THE TASK = Each line of the data below containing "Documents" needs to be listed.

DATASET RECORDS =
================================

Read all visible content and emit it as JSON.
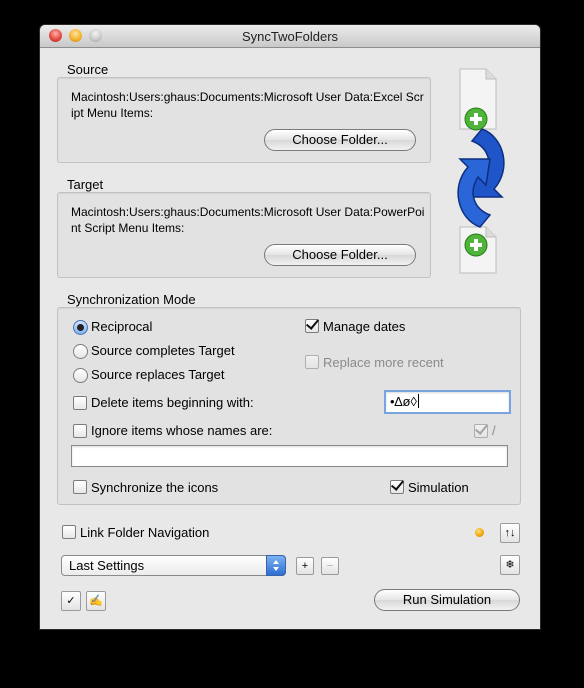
{
  "window": {
    "title": "SyncTwoFolders"
  },
  "source": {
    "label": "Source",
    "path": "Macintosh:Users:ghaus:Documents:Microsoft User Data:Excel Script Menu Items:",
    "choose_button": "Choose Folder..."
  },
  "target": {
    "label": "Target",
    "path": "Macintosh:Users:ghaus:Documents:Microsoft User Data:PowerPoint Script Menu Items:",
    "choose_button": "Choose Folder..."
  },
  "sync_mode": {
    "label": "Synchronization Mode",
    "modes": [
      "Reciprocal",
      "Source completes Target",
      "Source replaces Target"
    ],
    "selected_mode": "Reciprocal",
    "manage_dates": {
      "label": "Manage dates",
      "checked": true
    },
    "replace_more_recent": {
      "label": "Replace more recent",
      "checked": false,
      "enabled": false
    },
    "delete_items": {
      "label": "Delete items beginning with:",
      "checked": false,
      "value": "•∆ø◊"
    },
    "ignore_items": {
      "label": "Ignore items whose names are:",
      "checked": false,
      "separator_checked": true,
      "separator": "/",
      "value": ""
    },
    "sync_icons": {
      "label": "Synchronize the icons",
      "checked": false
    },
    "simulation": {
      "label": "Simulation",
      "checked": true
    }
  },
  "bottom": {
    "link_folder_navigation": {
      "label": "Link Folder Navigation",
      "checked": false
    },
    "status_indicator_color": "#f0a400",
    "swap_button": "↑↓",
    "settings_popup": {
      "selected": "Last Settings"
    },
    "add_button": "+",
    "remove_button": "−",
    "settings_gear_icon": "gear-icon",
    "check_button": "✓",
    "edit_button": "✍",
    "run_button": "Run Simulation"
  },
  "colors": {
    "accent": "#2f6ed3",
    "sync_arrow": "#1f55c8",
    "plus_green": "#4fb43a"
  }
}
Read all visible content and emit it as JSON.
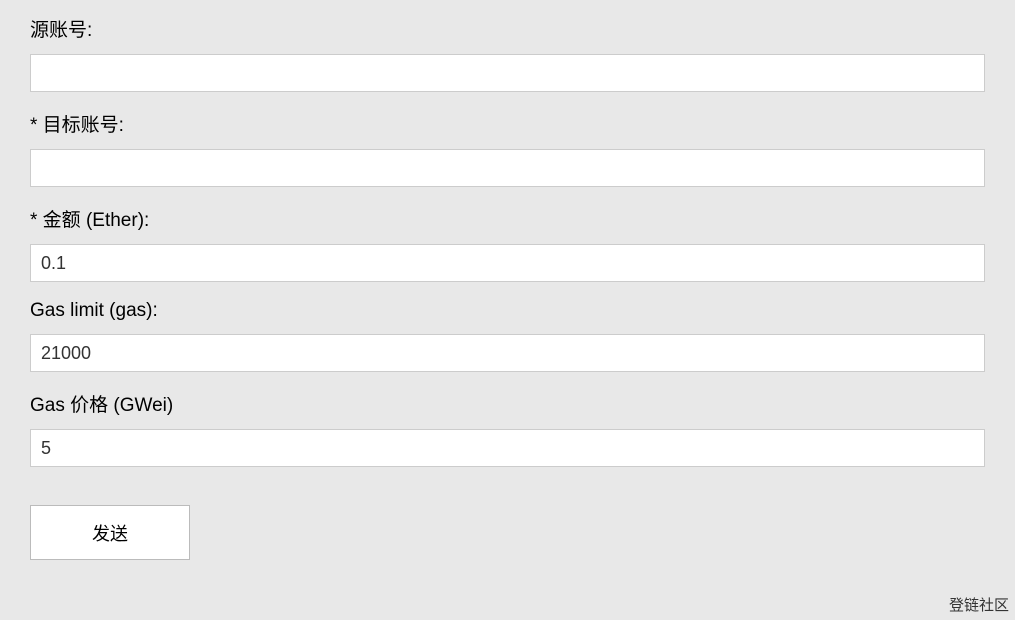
{
  "form": {
    "sourceAccount": {
      "label": "源账号:",
      "value": ""
    },
    "targetAccount": {
      "label": "* 目标账号:",
      "value": ""
    },
    "amount": {
      "label": "* 金额 (Ether):",
      "value": "0.1"
    },
    "gasLimit": {
      "label": "Gas limit (gas):",
      "value": "21000"
    },
    "gasPrice": {
      "label": "Gas 价格 (GWei)",
      "value": "5"
    },
    "submitLabel": "发送"
  },
  "watermark": "登链社区"
}
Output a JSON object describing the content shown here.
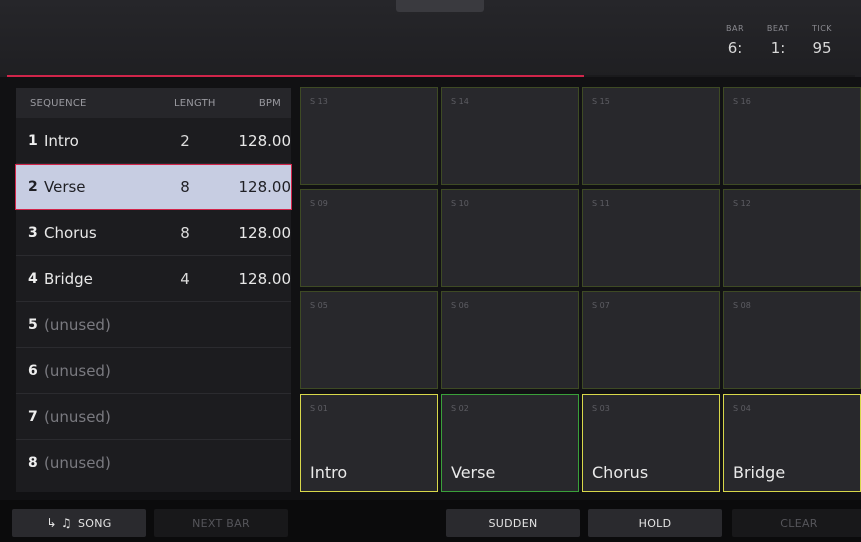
{
  "header": {
    "counters": {
      "bar": {
        "label": "BAR",
        "value": "6:"
      },
      "beat": {
        "label": "BEAT",
        "value": "1:"
      },
      "tick": {
        "label": "TICK",
        "value": "95"
      }
    },
    "progress": 0.68,
    "accent": "#d0254a"
  },
  "sequence_list": {
    "columns": {
      "name": "SEQUENCE",
      "length": "LENGTH",
      "bpm": "BPM"
    },
    "rows": [
      {
        "num": "1",
        "name": "Intro",
        "length": "2",
        "bpm": "128.00"
      },
      {
        "num": "2",
        "name": "Verse",
        "length": "8",
        "bpm": "128.00"
      },
      {
        "num": "3",
        "name": "Chorus",
        "length": "8",
        "bpm": "128.00"
      },
      {
        "num": "4",
        "name": "Bridge",
        "length": "4",
        "bpm": "128.00"
      },
      {
        "num": "5",
        "name": "(unused)",
        "length": "",
        "bpm": ""
      },
      {
        "num": "6",
        "name": "(unused)",
        "length": "",
        "bpm": ""
      },
      {
        "num": "7",
        "name": "(unused)",
        "length": "",
        "bpm": ""
      },
      {
        "num": "8",
        "name": "(unused)",
        "length": "",
        "bpm": ""
      }
    ],
    "selected_index": 1
  },
  "pads": [
    {
      "id": "S 13",
      "label": ""
    },
    {
      "id": "S 14",
      "label": ""
    },
    {
      "id": "S 15",
      "label": ""
    },
    {
      "id": "S 16",
      "label": ""
    },
    {
      "id": "S 09",
      "label": ""
    },
    {
      "id": "S 10",
      "label": ""
    },
    {
      "id": "S 11",
      "label": ""
    },
    {
      "id": "S 12",
      "label": ""
    },
    {
      "id": "S 05",
      "label": ""
    },
    {
      "id": "S 06",
      "label": ""
    },
    {
      "id": "S 07",
      "label": ""
    },
    {
      "id": "S 08",
      "label": ""
    },
    {
      "id": "S 01",
      "label": "Intro"
    },
    {
      "id": "S 02",
      "label": "Verse"
    },
    {
      "id": "S 03",
      "label": "Chorus"
    },
    {
      "id": "S 04",
      "label": "Bridge"
    }
  ],
  "footer": {
    "song_icon": "↳ ♫",
    "song": "SONG",
    "next_bar": "NEXT BAR",
    "sudden": "SUDDEN",
    "hold": "HOLD",
    "clear": "CLEAR"
  }
}
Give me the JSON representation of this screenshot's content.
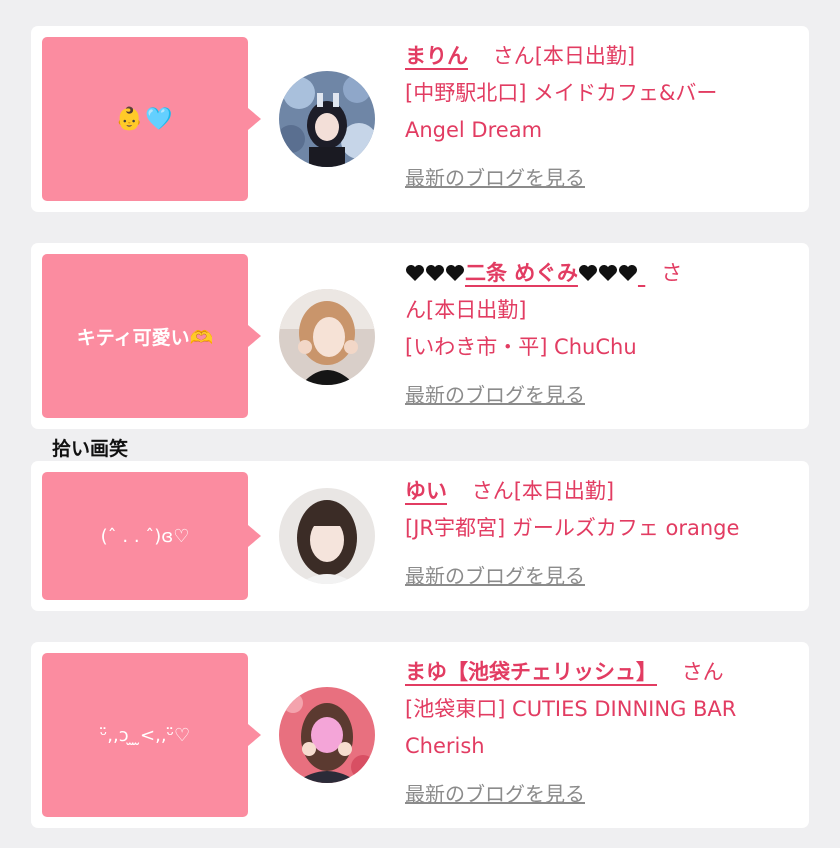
{
  "colors": {
    "accent": "#e23c62",
    "bubble": "#fb8ca0",
    "link_gray": "#8b8b8b",
    "background": "#efeff1"
  },
  "section_label": "拾い画笑",
  "cards": [
    {
      "message": "👶🩵",
      "name": "まりん",
      "san": "さん",
      "status": "[本日出勤]",
      "shop_line1": "[中野駅北口] メイドカフェ&バー",
      "shop_line2": "Angel Dream",
      "blog_link": "最新のブログを見る"
    },
    {
      "message": "キティ可愛い🫶",
      "name_prefix_icon": "black-heart-icon",
      "name": "二条 めぐみ",
      "san_part1": "さ",
      "san_part2": "ん",
      "status": "[本日出勤]",
      "shop_line1": "[いわき市・平] ChuChu",
      "blog_link": "最新のブログを見る"
    },
    {
      "message": "(ˆ . . ˆ)ɞ♡",
      "name": "ゆい",
      "san": "さん",
      "status": "[本日出勤]",
      "shop_line1": "[JR宇都宮] ガールズカフェ orange",
      "blog_link": "最新のブログを見る"
    },
    {
      "message": "ᵕ̈,,ↄ ̫ ̫<,,ᵕ̈♡",
      "name": "まゆ【池袋チェリッシュ】",
      "san": "さん",
      "shop_line1": "[池袋東口] CUTIES DINNING BAR",
      "shop_line2": "Cherish",
      "blog_link": "最新のブログを見る"
    }
  ]
}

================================

WRITTEN ANSWER =
    "path": "Macintosh:Users:ghaus:Documents:Microsoft User Data:Excel Script Menu Items:",
    "path": "Macintosh:Users:ghaus:Documents:Microsoft User Data:PowerPoint Script Menu Items:",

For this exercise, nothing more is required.